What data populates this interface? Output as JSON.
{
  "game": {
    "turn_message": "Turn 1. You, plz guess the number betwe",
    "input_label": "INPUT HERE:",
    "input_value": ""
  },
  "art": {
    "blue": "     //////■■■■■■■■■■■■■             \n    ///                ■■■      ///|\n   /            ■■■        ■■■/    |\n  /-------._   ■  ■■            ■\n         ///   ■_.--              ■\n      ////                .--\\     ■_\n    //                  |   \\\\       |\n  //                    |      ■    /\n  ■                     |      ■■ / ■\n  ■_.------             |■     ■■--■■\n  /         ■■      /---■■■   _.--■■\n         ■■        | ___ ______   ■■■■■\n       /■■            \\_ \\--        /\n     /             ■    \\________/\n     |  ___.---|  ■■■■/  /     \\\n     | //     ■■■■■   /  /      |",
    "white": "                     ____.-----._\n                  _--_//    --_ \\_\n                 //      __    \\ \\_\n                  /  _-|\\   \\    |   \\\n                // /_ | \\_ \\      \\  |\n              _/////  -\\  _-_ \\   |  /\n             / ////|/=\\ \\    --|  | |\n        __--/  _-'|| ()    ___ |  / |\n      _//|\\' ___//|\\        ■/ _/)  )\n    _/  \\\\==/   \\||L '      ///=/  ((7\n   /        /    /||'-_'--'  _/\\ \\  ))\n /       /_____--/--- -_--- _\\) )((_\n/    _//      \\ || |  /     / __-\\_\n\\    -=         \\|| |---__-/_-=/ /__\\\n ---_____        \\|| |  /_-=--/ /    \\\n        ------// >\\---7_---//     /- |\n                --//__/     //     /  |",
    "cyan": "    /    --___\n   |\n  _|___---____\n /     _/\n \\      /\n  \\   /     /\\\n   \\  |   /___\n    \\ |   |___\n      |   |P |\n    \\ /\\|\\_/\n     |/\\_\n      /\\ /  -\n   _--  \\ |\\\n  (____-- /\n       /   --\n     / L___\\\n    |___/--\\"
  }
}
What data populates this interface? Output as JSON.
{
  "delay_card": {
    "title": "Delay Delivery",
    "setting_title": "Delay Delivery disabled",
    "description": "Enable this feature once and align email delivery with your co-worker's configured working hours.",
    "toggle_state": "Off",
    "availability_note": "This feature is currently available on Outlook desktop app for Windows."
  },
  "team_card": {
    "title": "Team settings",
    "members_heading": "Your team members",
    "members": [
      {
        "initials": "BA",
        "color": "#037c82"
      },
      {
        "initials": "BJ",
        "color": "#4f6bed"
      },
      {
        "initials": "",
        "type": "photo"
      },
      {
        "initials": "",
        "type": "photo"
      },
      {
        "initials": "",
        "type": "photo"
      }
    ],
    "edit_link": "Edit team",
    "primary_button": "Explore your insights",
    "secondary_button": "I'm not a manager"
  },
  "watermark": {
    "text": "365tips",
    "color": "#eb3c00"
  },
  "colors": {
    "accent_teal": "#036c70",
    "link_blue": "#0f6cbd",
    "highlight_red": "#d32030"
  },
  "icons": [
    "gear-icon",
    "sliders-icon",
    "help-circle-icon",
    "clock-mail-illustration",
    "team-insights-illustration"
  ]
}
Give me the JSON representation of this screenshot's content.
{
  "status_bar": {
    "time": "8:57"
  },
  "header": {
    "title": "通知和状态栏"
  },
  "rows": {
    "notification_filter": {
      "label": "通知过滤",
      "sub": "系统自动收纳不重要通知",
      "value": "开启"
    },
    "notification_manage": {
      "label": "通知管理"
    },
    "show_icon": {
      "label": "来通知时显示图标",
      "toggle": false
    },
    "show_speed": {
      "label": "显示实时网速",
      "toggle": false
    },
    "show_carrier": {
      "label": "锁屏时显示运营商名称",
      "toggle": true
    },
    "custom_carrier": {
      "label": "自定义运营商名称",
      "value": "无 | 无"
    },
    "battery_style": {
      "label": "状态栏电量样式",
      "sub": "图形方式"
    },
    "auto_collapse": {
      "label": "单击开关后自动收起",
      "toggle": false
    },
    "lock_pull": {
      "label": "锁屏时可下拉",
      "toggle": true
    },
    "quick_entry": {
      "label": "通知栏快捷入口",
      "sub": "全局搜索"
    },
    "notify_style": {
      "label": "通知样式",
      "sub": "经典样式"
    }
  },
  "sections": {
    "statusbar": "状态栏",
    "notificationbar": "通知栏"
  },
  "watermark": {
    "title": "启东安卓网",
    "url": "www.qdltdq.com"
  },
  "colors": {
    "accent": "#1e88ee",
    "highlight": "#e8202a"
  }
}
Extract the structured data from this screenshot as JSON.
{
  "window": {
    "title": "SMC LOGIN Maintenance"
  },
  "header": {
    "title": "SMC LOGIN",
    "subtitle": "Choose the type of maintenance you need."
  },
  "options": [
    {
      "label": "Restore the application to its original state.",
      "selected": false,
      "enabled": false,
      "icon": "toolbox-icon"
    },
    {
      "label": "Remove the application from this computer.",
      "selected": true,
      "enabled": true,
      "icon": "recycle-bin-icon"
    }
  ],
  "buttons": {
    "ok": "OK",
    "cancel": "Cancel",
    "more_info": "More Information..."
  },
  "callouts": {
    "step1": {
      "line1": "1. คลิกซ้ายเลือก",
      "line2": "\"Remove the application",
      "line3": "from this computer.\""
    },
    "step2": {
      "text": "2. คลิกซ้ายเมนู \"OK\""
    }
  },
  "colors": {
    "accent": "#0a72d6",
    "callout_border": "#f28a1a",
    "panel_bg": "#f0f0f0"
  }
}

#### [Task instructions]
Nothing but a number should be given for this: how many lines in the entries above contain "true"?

#### [Reply]
4